Eames, as expected, is not a discreet sleeper. He's loud. He snores. He tosses and turns. He scratches himself. Yet Arthur stares at him anyway, at the splay of his palm over his bare belly, at the low dip of the blankets around his nips, at his tattoos. Jesus Christ, his tattoos. Eames has them all over his chest, swirls and designs that Arthur only gets the opportunity to study like this, in the middle of the night, because Eames covers them up during the day. Covers them up with his leather jacket, which is not so bad, but Arthur prefers him like this.
The slight parting of Eames' lips does something familiar to Arthur, and Christ, it's really like he's in high school again because he used to watch Eames put that mouth on everything -- wrap it around his pen during math class, lick it during lunch in the cafeteria, press it into a mischievous grin at his lockers. Arthur used to have embarrassing reactions to that mouth then, and he does again now.

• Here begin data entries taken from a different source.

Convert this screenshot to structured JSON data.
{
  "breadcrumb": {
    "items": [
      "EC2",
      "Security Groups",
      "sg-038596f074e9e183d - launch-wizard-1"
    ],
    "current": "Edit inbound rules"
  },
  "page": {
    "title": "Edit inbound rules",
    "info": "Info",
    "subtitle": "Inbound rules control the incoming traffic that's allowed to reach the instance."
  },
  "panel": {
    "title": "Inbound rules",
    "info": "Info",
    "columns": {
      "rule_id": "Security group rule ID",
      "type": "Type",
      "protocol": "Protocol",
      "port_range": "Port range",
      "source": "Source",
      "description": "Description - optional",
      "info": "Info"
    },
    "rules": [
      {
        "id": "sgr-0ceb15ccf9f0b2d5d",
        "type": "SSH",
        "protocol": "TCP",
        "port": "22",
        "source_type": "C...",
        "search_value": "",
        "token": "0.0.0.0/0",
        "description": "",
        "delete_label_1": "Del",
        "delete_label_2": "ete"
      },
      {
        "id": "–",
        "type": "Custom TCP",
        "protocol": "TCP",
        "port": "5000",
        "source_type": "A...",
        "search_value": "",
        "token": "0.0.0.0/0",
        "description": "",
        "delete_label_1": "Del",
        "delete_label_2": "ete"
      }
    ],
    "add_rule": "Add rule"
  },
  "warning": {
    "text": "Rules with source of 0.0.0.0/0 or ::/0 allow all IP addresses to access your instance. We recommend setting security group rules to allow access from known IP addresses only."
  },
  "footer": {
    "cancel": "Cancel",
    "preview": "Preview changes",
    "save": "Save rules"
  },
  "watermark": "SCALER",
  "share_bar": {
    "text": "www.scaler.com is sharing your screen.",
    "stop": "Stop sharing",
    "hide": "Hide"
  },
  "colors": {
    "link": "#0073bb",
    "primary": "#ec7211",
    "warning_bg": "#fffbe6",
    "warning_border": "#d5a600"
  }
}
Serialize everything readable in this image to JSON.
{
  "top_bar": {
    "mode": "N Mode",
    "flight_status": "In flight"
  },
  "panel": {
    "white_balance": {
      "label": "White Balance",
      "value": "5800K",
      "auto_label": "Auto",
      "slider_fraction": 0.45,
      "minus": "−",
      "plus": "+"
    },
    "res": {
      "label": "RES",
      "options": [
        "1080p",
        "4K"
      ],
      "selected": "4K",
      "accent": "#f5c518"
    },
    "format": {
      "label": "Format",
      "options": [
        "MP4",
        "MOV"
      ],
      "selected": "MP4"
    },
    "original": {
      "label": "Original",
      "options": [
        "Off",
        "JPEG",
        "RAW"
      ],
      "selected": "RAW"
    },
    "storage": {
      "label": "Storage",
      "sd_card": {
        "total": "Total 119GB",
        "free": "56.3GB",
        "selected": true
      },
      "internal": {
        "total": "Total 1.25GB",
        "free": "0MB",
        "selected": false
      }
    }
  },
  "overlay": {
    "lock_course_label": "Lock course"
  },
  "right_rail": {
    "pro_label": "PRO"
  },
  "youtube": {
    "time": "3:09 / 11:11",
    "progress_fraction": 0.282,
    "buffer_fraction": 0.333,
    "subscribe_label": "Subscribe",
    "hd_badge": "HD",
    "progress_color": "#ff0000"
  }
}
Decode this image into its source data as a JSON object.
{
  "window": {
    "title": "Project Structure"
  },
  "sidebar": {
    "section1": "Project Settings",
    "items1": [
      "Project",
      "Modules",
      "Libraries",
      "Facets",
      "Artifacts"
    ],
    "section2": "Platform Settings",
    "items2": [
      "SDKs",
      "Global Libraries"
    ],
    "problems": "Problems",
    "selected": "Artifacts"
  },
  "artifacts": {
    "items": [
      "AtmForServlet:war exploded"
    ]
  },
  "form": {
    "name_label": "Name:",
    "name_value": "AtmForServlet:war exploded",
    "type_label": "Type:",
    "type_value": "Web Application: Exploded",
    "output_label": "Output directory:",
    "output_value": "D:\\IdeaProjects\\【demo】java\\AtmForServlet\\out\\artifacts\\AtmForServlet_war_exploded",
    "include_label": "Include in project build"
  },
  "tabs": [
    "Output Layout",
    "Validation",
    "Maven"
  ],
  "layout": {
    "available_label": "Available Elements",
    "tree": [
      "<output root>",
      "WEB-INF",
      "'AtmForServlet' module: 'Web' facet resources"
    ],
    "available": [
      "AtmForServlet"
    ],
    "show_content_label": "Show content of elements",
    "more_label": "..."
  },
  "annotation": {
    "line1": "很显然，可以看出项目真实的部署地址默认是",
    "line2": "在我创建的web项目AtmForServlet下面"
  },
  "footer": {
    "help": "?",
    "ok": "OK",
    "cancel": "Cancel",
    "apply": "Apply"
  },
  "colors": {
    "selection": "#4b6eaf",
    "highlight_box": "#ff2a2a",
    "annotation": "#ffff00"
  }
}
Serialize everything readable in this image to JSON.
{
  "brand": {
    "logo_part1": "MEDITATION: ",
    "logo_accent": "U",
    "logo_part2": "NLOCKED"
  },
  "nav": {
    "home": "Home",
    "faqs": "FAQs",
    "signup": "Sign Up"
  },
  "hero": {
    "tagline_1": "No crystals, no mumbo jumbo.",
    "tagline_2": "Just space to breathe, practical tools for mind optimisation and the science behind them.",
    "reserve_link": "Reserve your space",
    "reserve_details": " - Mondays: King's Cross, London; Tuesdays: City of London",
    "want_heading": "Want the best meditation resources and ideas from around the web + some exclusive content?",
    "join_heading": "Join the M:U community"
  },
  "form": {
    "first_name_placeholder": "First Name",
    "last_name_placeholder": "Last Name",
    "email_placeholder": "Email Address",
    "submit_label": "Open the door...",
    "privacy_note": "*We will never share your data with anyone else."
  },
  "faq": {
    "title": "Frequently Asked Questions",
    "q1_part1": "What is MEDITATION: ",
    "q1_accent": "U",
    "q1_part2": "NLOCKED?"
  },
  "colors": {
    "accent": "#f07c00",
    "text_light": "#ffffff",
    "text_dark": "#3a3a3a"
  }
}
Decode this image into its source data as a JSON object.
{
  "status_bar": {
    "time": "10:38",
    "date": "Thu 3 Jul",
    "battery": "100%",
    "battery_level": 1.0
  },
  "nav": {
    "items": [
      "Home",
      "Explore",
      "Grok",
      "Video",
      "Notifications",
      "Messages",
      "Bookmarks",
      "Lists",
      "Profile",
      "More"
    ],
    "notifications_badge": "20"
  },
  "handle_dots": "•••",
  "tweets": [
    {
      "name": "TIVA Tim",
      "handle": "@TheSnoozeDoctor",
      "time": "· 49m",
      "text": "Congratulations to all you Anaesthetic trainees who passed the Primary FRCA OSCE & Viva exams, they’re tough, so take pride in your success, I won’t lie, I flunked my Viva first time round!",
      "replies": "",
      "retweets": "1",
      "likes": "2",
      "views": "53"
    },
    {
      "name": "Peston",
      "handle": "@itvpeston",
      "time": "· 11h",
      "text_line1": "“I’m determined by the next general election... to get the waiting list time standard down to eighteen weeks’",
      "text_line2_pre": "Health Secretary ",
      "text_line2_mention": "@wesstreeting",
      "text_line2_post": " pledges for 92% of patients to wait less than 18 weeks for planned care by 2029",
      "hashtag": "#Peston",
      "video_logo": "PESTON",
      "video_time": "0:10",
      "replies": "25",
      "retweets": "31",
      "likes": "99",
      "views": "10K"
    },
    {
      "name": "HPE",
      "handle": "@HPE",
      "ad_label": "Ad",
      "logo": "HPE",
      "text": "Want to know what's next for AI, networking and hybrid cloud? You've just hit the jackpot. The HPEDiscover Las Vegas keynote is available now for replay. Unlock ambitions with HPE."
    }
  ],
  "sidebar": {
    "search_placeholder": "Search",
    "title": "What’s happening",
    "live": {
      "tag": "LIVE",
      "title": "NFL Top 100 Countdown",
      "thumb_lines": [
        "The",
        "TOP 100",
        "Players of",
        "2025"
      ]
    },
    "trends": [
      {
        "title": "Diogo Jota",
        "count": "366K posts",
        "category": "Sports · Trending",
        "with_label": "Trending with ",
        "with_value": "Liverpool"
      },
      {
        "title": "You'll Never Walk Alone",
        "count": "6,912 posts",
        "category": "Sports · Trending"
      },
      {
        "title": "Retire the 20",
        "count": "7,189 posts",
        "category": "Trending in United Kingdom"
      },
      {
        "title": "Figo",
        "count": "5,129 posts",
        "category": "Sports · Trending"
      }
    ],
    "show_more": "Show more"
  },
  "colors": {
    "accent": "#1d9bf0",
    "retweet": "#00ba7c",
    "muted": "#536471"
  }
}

"Fuck," he says quietly, breathes it into the dark. Eames is a heavy sleeper in addition to being an obnoxious one, so Arthur slides a hand underneath his blankets and prays for the best.
Wrapping a hand around his cock feels delicious, but keeping his eyes on Eames as he sleeps makes it even better. Arthur knows that he's doing something illicit, and it's like his body comes alive with the knowledge. His cock jerks and his balls get larger. He tries to be ashamed about it but he can't bring himself to care when he can see a glimpse of Eames' tongue and Eames murmurs something in a low rasp that Arthur knows would feel amazing against his skin if Eames were to whisper filthy secrets as they fucked.
Arthur works himself with one hand, slowly, methodically. He doesn't take his eyes off Eames the entire time. He thinks about their one kiss all those years ago, and what that truly disgustingly gorgeous mouth had felt like on his. Then he thinks about what that mouth would feel like on other parts of his body, what that mouth would feel like sucking Arthur off, and Arthur's rhythm falters.
He turns his body so that it presses against the bed and he uses the friction of it to bring himself off, snapping his hips sharply against the sheets, once, twice, before his body swells with tension and he comes. He tries to keep it quiet but he lets out a little gasp despite his best efforts, a strangled staccato of his breath. Eames makes an answering noise, and Arthur comes harder because of it, shaking and trembling, spilling all over.
He looks at Eames.
Thank god, Arthur thinks, and this is the part where embarrassment hits him because he's lying in a wet spot now and his hands are covered with his own jizz. He's too old for this shit, and for the stumble to the bathroom where he washes his hands and wipes his thighs with tissues.
He crawls back into bed and scoots over to the left, avoiding the wet spot. He anticipates spending the rest of the night staring at the ceiling and simmering in sexual frustration, but actually he falls asleep pretty easily. When he wakes up, Eames is giving himself another insulin shot. He glances up at Arthur when Arthur stirs. His lashes are thick with sleep. Lazy. Languid. Eames never gives away more of himself than he has to, which is why Arthur always feels like he's stealing bits and pieces from him, furtive.
"Sleep well?" he asks.
"Perfectly," Arthur replies, and it's a good thing he's such a talented liar because he doesn't know how he'll make it through this trip otherwise.